TASK ITEM: Take the data below and repeat it exactly.

Collected data entries
○ ○ ○
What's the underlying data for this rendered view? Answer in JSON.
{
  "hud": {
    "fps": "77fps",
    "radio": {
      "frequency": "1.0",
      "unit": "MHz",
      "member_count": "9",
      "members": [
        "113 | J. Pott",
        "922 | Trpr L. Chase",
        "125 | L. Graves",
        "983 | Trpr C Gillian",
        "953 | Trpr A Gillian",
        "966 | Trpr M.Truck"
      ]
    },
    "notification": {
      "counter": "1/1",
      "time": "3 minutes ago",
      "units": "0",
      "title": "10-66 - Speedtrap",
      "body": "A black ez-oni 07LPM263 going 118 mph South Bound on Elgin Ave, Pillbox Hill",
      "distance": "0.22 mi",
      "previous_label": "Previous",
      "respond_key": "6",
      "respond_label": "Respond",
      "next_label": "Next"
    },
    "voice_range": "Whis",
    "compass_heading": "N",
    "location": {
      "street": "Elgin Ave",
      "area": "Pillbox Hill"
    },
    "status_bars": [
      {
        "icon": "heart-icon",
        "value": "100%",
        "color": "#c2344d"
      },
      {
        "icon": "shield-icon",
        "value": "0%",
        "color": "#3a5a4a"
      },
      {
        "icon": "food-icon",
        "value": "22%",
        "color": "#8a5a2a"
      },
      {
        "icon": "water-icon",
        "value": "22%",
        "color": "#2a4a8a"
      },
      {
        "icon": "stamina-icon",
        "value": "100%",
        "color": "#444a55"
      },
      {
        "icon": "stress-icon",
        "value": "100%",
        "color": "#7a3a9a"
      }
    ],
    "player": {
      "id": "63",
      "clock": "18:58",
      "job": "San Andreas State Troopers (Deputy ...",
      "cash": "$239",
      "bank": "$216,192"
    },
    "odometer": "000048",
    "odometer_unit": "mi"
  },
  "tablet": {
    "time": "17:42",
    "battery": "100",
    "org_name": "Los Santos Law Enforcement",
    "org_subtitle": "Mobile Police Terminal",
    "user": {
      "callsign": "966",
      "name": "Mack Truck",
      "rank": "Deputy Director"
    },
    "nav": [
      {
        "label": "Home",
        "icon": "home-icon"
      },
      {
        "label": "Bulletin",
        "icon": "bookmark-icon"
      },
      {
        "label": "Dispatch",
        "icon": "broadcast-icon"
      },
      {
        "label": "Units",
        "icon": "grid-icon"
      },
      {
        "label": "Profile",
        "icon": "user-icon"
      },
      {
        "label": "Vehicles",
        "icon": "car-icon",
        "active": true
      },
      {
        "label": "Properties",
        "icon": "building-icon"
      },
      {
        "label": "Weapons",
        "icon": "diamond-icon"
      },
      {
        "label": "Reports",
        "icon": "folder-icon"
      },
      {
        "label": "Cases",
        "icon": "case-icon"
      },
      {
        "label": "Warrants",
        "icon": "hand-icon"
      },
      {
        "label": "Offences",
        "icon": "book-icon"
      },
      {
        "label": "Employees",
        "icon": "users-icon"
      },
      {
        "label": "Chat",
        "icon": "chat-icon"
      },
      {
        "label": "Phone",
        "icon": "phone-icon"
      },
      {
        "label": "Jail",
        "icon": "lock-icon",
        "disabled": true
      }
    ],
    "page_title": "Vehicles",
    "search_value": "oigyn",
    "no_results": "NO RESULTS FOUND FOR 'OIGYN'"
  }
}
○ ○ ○
EXPECTED OUTPUT:
What's the underlying data for this rendered view? Answer in JSON.
{
  "hud": {
    "fps": "77fps",
    "radio": {
      "frequency": "1.0",
      "unit": "MHz",
      "member_count": "9",
      "members": [
        "113 | J. Pott",
        "922 | Trpr L. Chase",
        "125 | L. Graves",
        "983 | Trpr C Gillian",
        "953 | Trpr A Gillian",
        "966 | Trpr M.Truck"
      ]
    },
    "notification": {
      "counter": "1/1",
      "time": "3 minutes ago",
      "units": "0",
      "title": "10-66 - Speedtrap",
      "body": "A black ez-oni 07LPM263 going 118 mph South Bound on Elgin Ave, Pillbox Hill",
      "distance": "0.22 mi",
      "previous_label": "Previous",
      "respond_key": "6",
      "respond_label": "Respond",
      "next_label": "Next"
    },
    "voice_range": "Whis",
    "compass_heading": "N",
    "location": {
      "street": "Elgin Ave",
      "area": "Pillbox Hill"
    },
    "status_bars": [
      {
        "icon": "heart-icon",
        "value": "100%",
        "color": "#c2344d"
      },
      {
        "icon": "shield-icon",
        "value": "0%",
        "color": "#3a5a4a"
      },
      {
        "icon": "food-icon",
        "value": "22%",
        "color": "#8a5a2a"
      },
      {
        "icon": "water-icon",
        "value": "22%",
        "color": "#2a4a8a"
      },
      {
        "icon": "stamina-icon",
        "value": "100%",
        "color": "#444a55"
      },
      {
        "icon": "stress-icon",
        "value": "100%",
        "color": "#7a3a9a"
      }
    ],
    "player": {
      "id": "63",
      "clock": "18:58",
      "job": "San Andreas State Troopers (Deputy ...",
      "cash": "$239",
      "bank": "$216,192"
    },
    "odometer": "000048",
    "odometer_unit": "mi"
  },
  "tablet": {
    "time": "17:42",
    "battery": "100",
    "org_name": "Los Santos Law Enforcement",
    "org_subtitle": "Mobile Police Terminal",
    "user": {
      "callsign": "966",
      "name": "Mack Truck",
      "rank": "Deputy Director"
    },
    "nav": [
      {
        "label": "Home",
        "icon": "home-icon"
      },
      {
        "label": "Bulletin",
        "icon": "bookmark-icon"
      },
      {
        "label": "Dispatch",
        "icon": "broadcast-icon"
      },
      {
        "label": "Units",
        "icon": "grid-icon"
      },
      {
        "label": "Profile",
        "icon": "user-icon"
      },
      {
        "label": "Vehicles",
        "icon": "car-icon",
        "active": true
      },
      {
        "label": "Properties",
        "icon": "building-icon"
      },
      {
        "label": "Weapons",
        "icon": "diamond-icon"
      },
      {
        "label": "Reports",
        "icon": "folder-icon"
      },
      {
        "label": "Cases",
        "icon": "case-icon"
      },
      {
        "label": "Warrants",
        "icon": "hand-icon"
      },
      {
        "label": "Offences",
        "icon": "book-icon"
      },
      {
        "label": "Employees",
        "icon": "users-icon"
      },
      {
        "label": "Chat",
        "icon": "chat-icon"
      },
      {
        "label": "Phone",
        "icon": "phone-icon"
      },
      {
        "label": "Jail",
        "icon": "lock-icon",
        "disabled": true
      }
    ],
    "page_title": "Vehicles",
    "search_value": "oigyn",
    "no_results": "NO RESULTS FOUND FOR 'OIGYN'"
  }
}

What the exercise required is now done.